Century Old Signed Ball! Rarities abound as one examines this Deadball Era heirloom. Pouncing over the trademark stampings and (22) blue-ink steel tip fountain pen scriptings, the 1915 Detroit Tigers and one of the games’ most heated pennant races come to mind. As for scarcity, first and foremost, a team-signed sphere from this era is an anomaly. While autographs were becoming steadily more popular on their own, rarely were baseballs endorsed by groupings, let alone multiple players from the same team. But this OAL Ban Johnson orb meets that definition. Trademark stampings and alternating red-and-blue laces are decidedly vibrant. Signatures, meanwhile, vary in terms of strength with several keys warranting high assessment. At the age of 28, Ty Cobb secured his eighth batting title that year. Powered by the league’s No. 1, 2 and 3 RBI and total base leaders (Cobb, Sam Crawford and Robert Veach), the Tigers won a (then) franchise-best 100 games, laying claim to first place four different times before ultimately succumbing to the Red Sox. Twenty-two Tigers decorated this well-preserved orb with their endorsements. Included are: Sweet Spot Dauss (“5-6” strength) and McKee (“5-6”); North Panel Crawford (“6-7”), Burke (coach, “5”, d.1942), Stanage (“3-4”), Oldham (“2”), Young (“3-4”), James (“3”) and Bush (“4”); South Panel Moriarty, Tuthill (trainer, “3”), Vitt (“3”), Kavanagh (“2-3”) and Jennings (manager, “4-5”, d.1928); West Panel Baker (“3-4”), Burns (“4”), Veach (“3-4”, d.1945), Dubuc (“3”) and J. McGuire (Coach, d.1936); East Panel Cobb (“7”), H. Coveleski (“3-4”; with salutation and what appears to be a calendar date) and Boehler (d.1958). Full photo LOA from JSA. NOTE: The JSA LOA states there are 21 signatures, however we have identified 22 signatures on the ball. A personal letter of provenance accompanies. More on website
The transcript of our consignor's LOA is as follows:
This Detroit Tigers autographed baseball came to me from my grandfather, George Andrew Carlisle, Jr., the sole owner of this trophy item.
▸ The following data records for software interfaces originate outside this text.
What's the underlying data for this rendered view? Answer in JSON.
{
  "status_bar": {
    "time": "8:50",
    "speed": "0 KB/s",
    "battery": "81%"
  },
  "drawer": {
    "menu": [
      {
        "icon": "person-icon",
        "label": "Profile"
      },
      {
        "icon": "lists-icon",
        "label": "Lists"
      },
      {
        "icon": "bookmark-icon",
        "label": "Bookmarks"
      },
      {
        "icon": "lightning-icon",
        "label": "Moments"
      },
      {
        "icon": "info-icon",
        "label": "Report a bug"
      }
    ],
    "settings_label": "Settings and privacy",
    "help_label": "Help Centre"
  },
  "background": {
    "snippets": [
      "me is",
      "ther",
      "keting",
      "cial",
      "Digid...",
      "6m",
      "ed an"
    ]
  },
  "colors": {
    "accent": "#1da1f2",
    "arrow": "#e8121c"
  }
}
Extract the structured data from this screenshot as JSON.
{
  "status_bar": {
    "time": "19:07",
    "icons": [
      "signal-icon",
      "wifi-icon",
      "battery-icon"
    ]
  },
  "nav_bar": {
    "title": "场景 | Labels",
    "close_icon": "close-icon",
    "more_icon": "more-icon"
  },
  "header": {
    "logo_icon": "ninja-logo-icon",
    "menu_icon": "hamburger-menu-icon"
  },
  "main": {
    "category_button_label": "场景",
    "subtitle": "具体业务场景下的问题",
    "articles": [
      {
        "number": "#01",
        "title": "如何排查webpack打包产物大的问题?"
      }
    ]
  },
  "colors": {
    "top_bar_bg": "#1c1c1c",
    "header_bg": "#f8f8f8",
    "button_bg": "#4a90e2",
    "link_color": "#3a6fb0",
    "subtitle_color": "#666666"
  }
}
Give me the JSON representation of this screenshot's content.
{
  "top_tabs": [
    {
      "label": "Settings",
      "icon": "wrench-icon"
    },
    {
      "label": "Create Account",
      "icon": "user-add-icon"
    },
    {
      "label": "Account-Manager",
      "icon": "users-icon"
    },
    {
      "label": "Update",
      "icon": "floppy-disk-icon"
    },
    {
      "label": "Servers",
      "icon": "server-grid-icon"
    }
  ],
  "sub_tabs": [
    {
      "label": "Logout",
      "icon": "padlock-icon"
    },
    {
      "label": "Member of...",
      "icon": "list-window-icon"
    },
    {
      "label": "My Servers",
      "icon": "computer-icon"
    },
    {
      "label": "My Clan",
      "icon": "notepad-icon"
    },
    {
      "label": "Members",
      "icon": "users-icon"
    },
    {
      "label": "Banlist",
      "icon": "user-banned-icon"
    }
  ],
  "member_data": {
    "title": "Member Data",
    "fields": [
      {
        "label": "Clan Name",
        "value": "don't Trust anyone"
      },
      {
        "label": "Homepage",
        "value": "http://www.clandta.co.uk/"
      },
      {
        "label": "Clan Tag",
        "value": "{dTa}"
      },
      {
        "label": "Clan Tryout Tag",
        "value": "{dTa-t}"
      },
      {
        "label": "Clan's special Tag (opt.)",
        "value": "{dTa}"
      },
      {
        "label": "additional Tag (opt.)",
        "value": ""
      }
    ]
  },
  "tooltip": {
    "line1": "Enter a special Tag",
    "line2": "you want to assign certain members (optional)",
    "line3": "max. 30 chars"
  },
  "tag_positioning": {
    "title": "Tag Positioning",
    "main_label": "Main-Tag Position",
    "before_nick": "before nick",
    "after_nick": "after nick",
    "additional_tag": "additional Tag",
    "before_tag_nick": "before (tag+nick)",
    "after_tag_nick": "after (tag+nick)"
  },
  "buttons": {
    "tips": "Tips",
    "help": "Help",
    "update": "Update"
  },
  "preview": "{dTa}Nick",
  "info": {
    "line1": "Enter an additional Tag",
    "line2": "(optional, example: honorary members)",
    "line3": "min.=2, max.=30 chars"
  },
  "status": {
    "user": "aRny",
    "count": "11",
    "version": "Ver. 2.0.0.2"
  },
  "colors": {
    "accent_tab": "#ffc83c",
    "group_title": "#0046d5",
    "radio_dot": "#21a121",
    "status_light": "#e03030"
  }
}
Growing up in Detroit in the early 1900's, young Andy worked assorted small jobs, one of which was cleaning & hauling out coal ashes from the coal furnaces in the houses around the neighborhood. One of his neighbors happened to be Harry Coveleski, a pitcher for the Detroit Tigers baseball team. As a gift of gratitude for this likable and hard-working young man, Mr. Coveleski gave him an American League ball, which had been signed by many active members of the team, including the legendary Ty Cobb. A total of 21 signatures have been identified, those of players, the manager, and the physical trainer. It is not known whether my grandfather was attending the game when the signings occurred.
Extensive research into the Detroit Tiger's history and team rosters have led our family, and experts as well, to determine that it was most likely the 1915 team. There is even a faint hint of a date written under Coveleski's signature. (6-28-15?). This would put my grandfather's age at about 11 years old. He then stored the ball in his house for years, until it was given to me sometime in the 1980's. A few years later, I placed the ball in a baseball cube, and have stored it out of harm's way in a bank safety deposit box.
This Ty Cobb autographed ball is truly a one-of-a-kind item from the early glory days of American baseball. It is my sincere wish that it will find its rightful place as a valuable and featured piece in someone's proud baseball collection.
Sincerely, and with best regards,
Steven Andrew Carlisle